Hanna Lehtonen
Perspective 27.8.2019

Better off without packaging?

The basic functions of packaging are to protect and transport a product in the logistics chain, to visually sell the product, and to provide a canvas for product information. The EU’s Circular Economy Package gives packaging a new duty in addition to these basic tasks: it needs to be recycled and recovered.

Developments in the packaging industry are huge. In many companies, the idea of “safety first” has already been replaced by “sustainability first”. They are willing to make changes but the value of the changes is still unclear.

In terms of legislation and international targets, we comply with the decisions made by the European Union, and every packaging specialist tries to stay on top of what is happening.

Optimising the use of materials is a reasonable goal for all of us and one that is worth promoting as we wait for legislation and targets to become clearer. Of course, optimising the use of material also has its challenges.

When do we reach the point when there is enough, but not too little, packaging material such that it does not endanger the quality of the product, is suitable on all kinds of production lines and has the right price? When do we have enough mandatory information on the new, material-saving packaging, without compromising the appearance?

When do we reach the point when there is enough, but not too little, packaging material?

As packaging specialists work hard on the challenges of optimisation, the media questions the importance of packaging in general. The loudest critics believe that products would be better off without packaging.

This topic could be discussed endlessly, while specialists beaver away. Is the packaging industry up to the new developments? Or is the truth the same as the opinion of each individual?

Packaging specialists are facing new challenges: a world where communications are open, quick and unforgiving and where consumers demand to see quick solutions.

Under this pressure, the specialists can comfort themselves with the idea that it is likely that we all share the same target. We need to use packaging more efficiently; littering must be controlled and materials must be part of circular economy. Then again, there are few things more rewarding than being able to create something new and important in the current situation.

The industry is buzzing like seldom seen before, and the variety of packaging materials has never been so extensive. Even if we are forced to make changes to our old ways, this also means great new opportunities.

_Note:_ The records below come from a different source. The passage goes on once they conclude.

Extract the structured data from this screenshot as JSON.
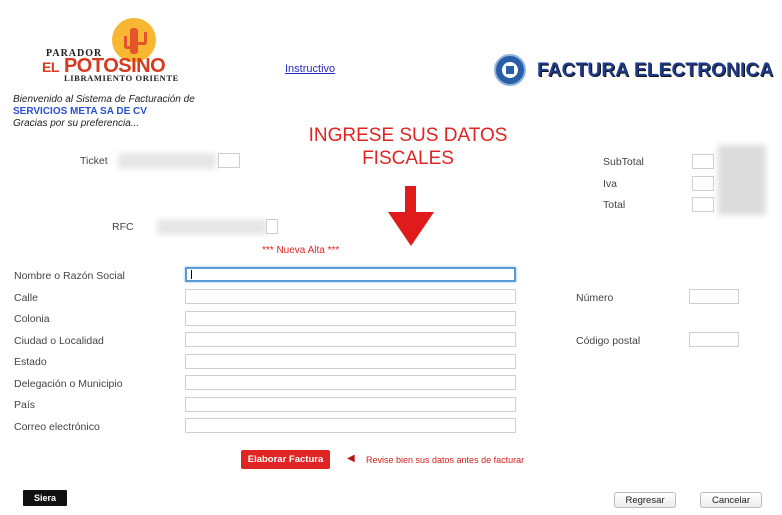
{
  "header": {
    "logo": {
      "top_text": "PARADOR",
      "main_el": "EL",
      "main_name": "POTOSINO",
      "sub_text": "LIBRAMIENTO ORIENTE"
    },
    "instructivo_link": "Instructivo",
    "title": "FACTURA ELECTRONICA"
  },
  "welcome": {
    "line1": "Bienvenido al Sistema de Facturación de",
    "company": "SERVICIOS META SA DE CV",
    "line3": "Gracias por su preferencia..."
  },
  "ticket": {
    "label": "Ticket"
  },
  "rfc": {
    "label": "RFC"
  },
  "totals": {
    "subtotal_label": "SubTotal",
    "iva_label": "Iva",
    "total_label": "Total"
  },
  "banner": {
    "line1": "INGRESE SUS DATOS",
    "line2": "FISCALES"
  },
  "nueva_alta": "*** Nueva Alta ***",
  "form": {
    "fields": [
      {
        "label": "Nombre o Razón Social",
        "value": ""
      },
      {
        "label": "Calle",
        "value": ""
      },
      {
        "label": "Colonia",
        "value": ""
      },
      {
        "label": "Ciudad o Localidad",
        "value": ""
      },
      {
        "label": "Estado",
        "value": ""
      },
      {
        "label": "Delegación o Municipio",
        "value": ""
      },
      {
        "label": "País",
        "value": ""
      },
      {
        "label": "Correo electrónico",
        "value": ""
      }
    ],
    "numero_label": "Número",
    "codigo_postal_label": "Código postal"
  },
  "actions": {
    "elaborar": "Elaborar Factura",
    "note": "Revise bien sus datos antes de facturar",
    "regresar": "Regresar",
    "cancelar": "Cancelar"
  },
  "footer": {
    "brand": "Siera"
  },
  "colors": {
    "accent_red": "#e02424",
    "title_blue": "#1e3a8a",
    "link_blue": "#2a2ac0",
    "company_blue": "#2a4fd0"
  },
  "icons": [
    "logo-sun-cactus",
    "sat-seal-icon",
    "down-arrow-icon",
    "left-arrow-icon"
  ]
}
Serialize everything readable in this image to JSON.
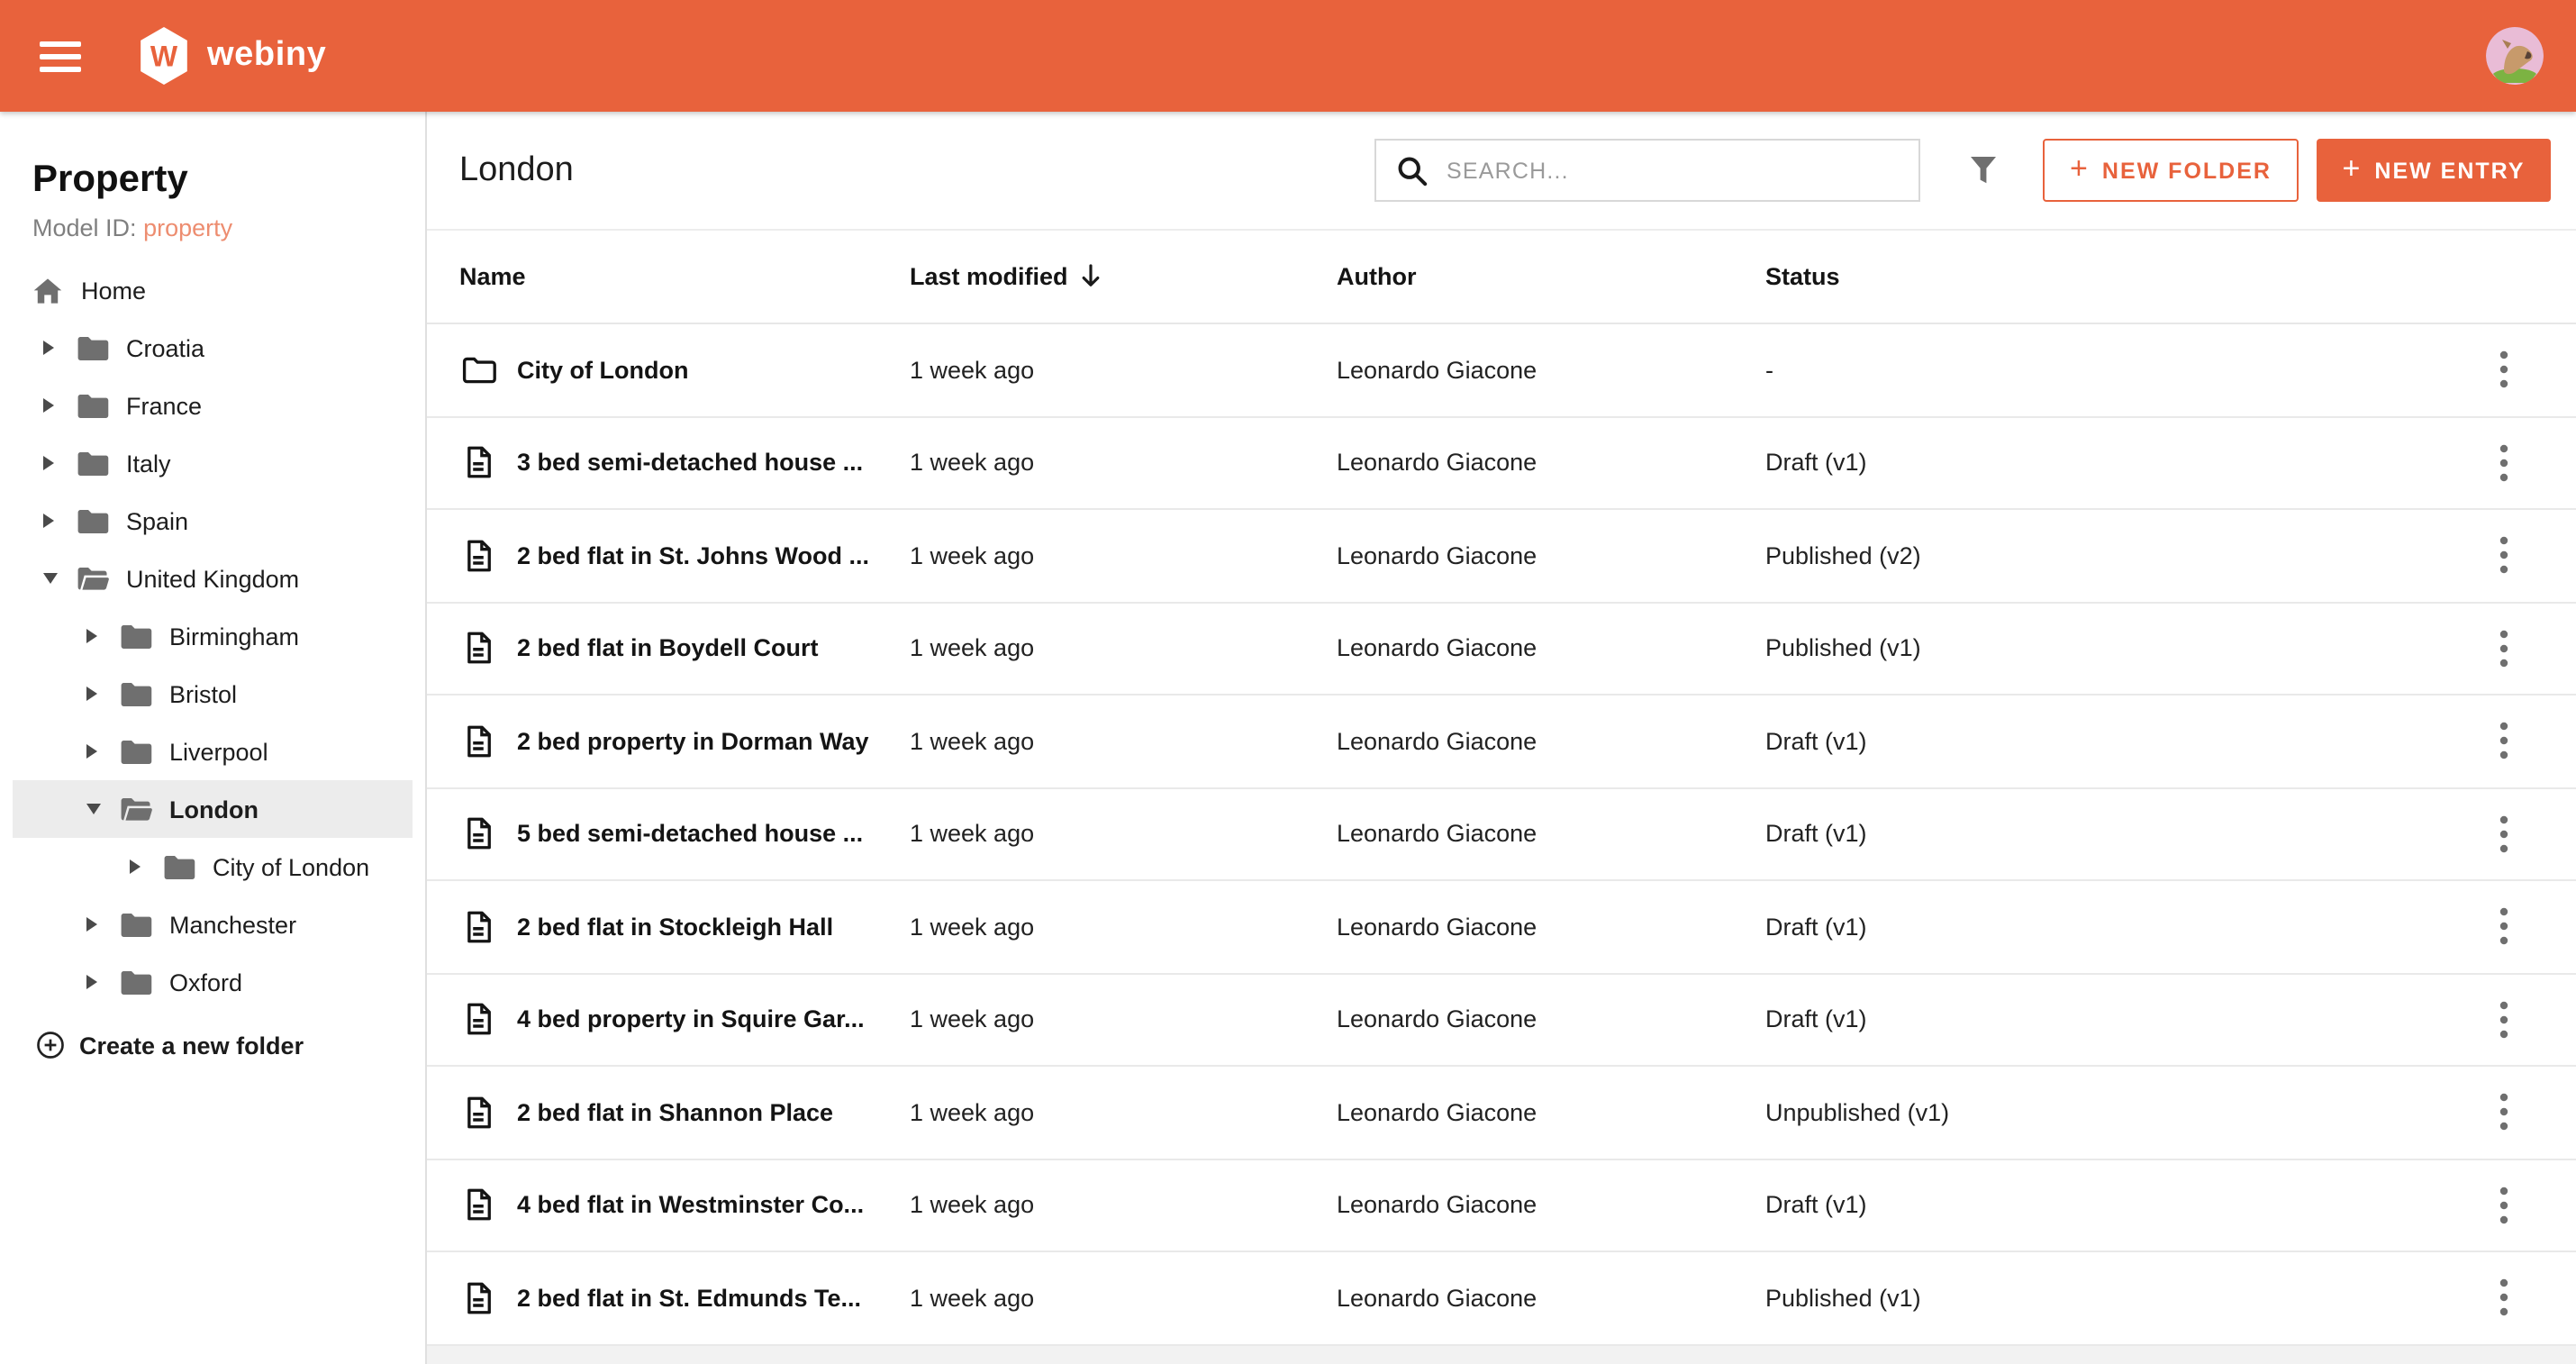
{
  "colors": {
    "accent": "#E8623C",
    "model_id_link": "#ED8D70",
    "selected_row_bg": "#ECECEC"
  },
  "topbar": {
    "brand": "webiny",
    "brand_initial": "W"
  },
  "sidebar": {
    "title": "Property",
    "model_id_label": "Model ID:",
    "model_id_value": "property",
    "home_label": "Home",
    "create_folder_label": "Create a new folder",
    "tree": [
      {
        "label": "Croatia",
        "level": 1,
        "state": "collapsed",
        "selected": false
      },
      {
        "label": "France",
        "level": 1,
        "state": "collapsed",
        "selected": false
      },
      {
        "label": "Italy",
        "level": 1,
        "state": "collapsed",
        "selected": false
      },
      {
        "label": "Spain",
        "level": 1,
        "state": "collapsed",
        "selected": false
      },
      {
        "label": "United Kingdom",
        "level": 1,
        "state": "expanded",
        "selected": false
      },
      {
        "label": "Birmingham",
        "level": 2,
        "state": "collapsed",
        "selected": false
      },
      {
        "label": "Bristol",
        "level": 2,
        "state": "collapsed",
        "selected": false
      },
      {
        "label": "Liverpool",
        "level": 2,
        "state": "collapsed",
        "selected": false
      },
      {
        "label": "London",
        "level": 2,
        "state": "expanded",
        "selected": true
      },
      {
        "label": "City of London",
        "level": 3,
        "state": "collapsed",
        "selected": false
      },
      {
        "label": "Manchester",
        "level": 2,
        "state": "collapsed",
        "selected": false
      },
      {
        "label": "Oxford",
        "level": 2,
        "state": "collapsed",
        "selected": false
      }
    ]
  },
  "toolbar": {
    "page_title": "London",
    "search_placeholder": "SEARCH...",
    "new_folder_label": "NEW FOLDER",
    "new_entry_label": "NEW ENTRY"
  },
  "table": {
    "columns": {
      "name": "Name",
      "modified": "Last modified",
      "author": "Author",
      "status": "Status"
    },
    "sort": {
      "column": "Last modified",
      "direction": "desc"
    },
    "rows": [
      {
        "type": "folder",
        "name": "City of London",
        "modified": "1 week ago",
        "author": "Leonardo Giacone",
        "status": "-"
      },
      {
        "type": "entry",
        "name": "3 bed semi-detached house ...",
        "modified": "1 week ago",
        "author": "Leonardo Giacone",
        "status": "Draft (v1)"
      },
      {
        "type": "entry",
        "name": "2 bed flat in St. Johns Wood ...",
        "modified": "1 week ago",
        "author": "Leonardo Giacone",
        "status": "Published (v2)"
      },
      {
        "type": "entry",
        "name": "2 bed flat in Boydell Court",
        "modified": "1 week ago",
        "author": "Leonardo Giacone",
        "status": "Published (v1)"
      },
      {
        "type": "entry",
        "name": "2 bed property in Dorman Way",
        "modified": "1 week ago",
        "author": "Leonardo Giacone",
        "status": "Draft (v1)"
      },
      {
        "type": "entry",
        "name": "5 bed semi-detached house ...",
        "modified": "1 week ago",
        "author": "Leonardo Giacone",
        "status": "Draft (v1)"
      },
      {
        "type": "entry",
        "name": "2 bed flat in Stockleigh Hall",
        "modified": "1 week ago",
        "author": "Leonardo Giacone",
        "status": "Draft (v1)"
      },
      {
        "type": "entry",
        "name": "4 bed property in Squire Gar...",
        "modified": "1 week ago",
        "author": "Leonardo Giacone",
        "status": "Draft (v1)"
      },
      {
        "type": "entry",
        "name": "2 bed flat in Shannon Place",
        "modified": "1 week ago",
        "author": "Leonardo Giacone",
        "status": "Unpublished (v1)"
      },
      {
        "type": "entry",
        "name": "4 bed flat in Westminster Co...",
        "modified": "1 week ago",
        "author": "Leonardo Giacone",
        "status": "Draft (v1)"
      },
      {
        "type": "entry",
        "name": "2 bed flat in St. Edmunds Te...",
        "modified": "1 week ago",
        "author": "Leonardo Giacone",
        "status": "Published (v1)"
      }
    ]
  }
}
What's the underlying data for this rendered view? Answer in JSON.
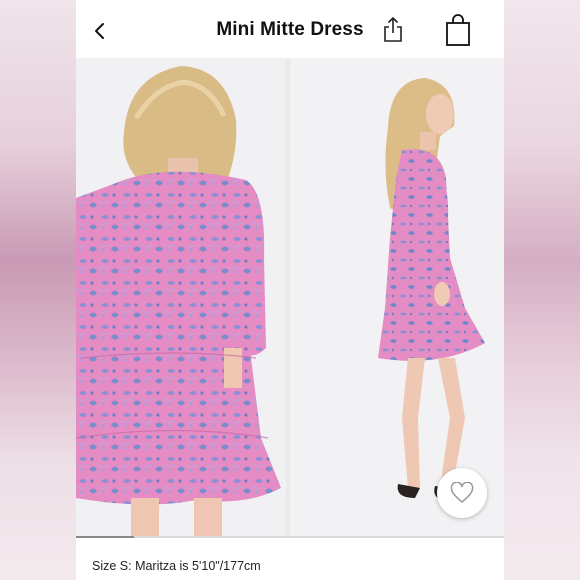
{
  "header": {
    "title": "Mini Mitte Dress",
    "back_icon": "chevron-left-icon",
    "share_icon": "share-icon",
    "bag_icon": "shopping-bag-icon"
  },
  "gallery": {
    "images": [
      "back-view",
      "side-view"
    ],
    "favorite_icon": "heart-icon"
  },
  "product": {
    "size_note": "Size S: Maritza is 5'10\"/177cm"
  },
  "colors": {
    "dress_pink": "#e58cc4",
    "print_blue": "#7f8fd0",
    "background": "#ffffff"
  }
}
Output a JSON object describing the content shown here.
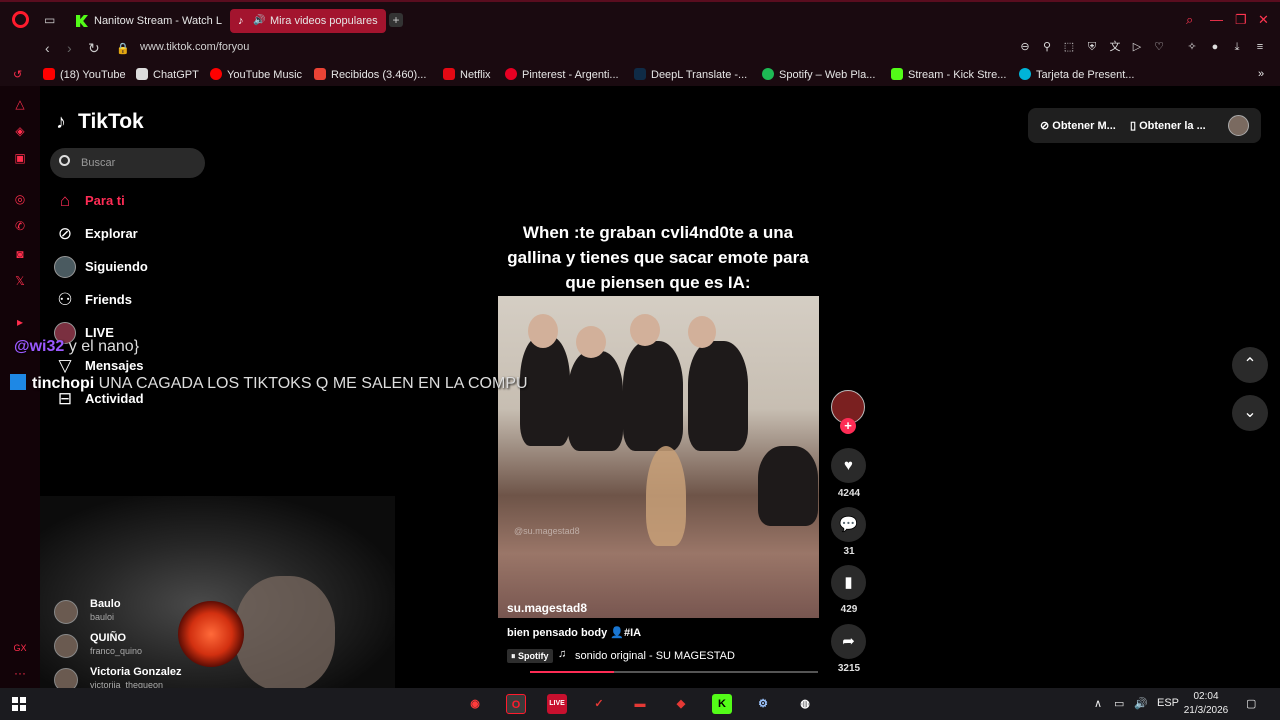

After all, packaging is not evil, and products are not better off without packaging. Packaging will continue to provide safe and intact products without irresponsible wasting of resources and food waste. If we all work together, we can give packaging a new, valuable life in a new material.

Hanna Lehtonen

Senior Manager, Packaging Development

Fazer Confectionery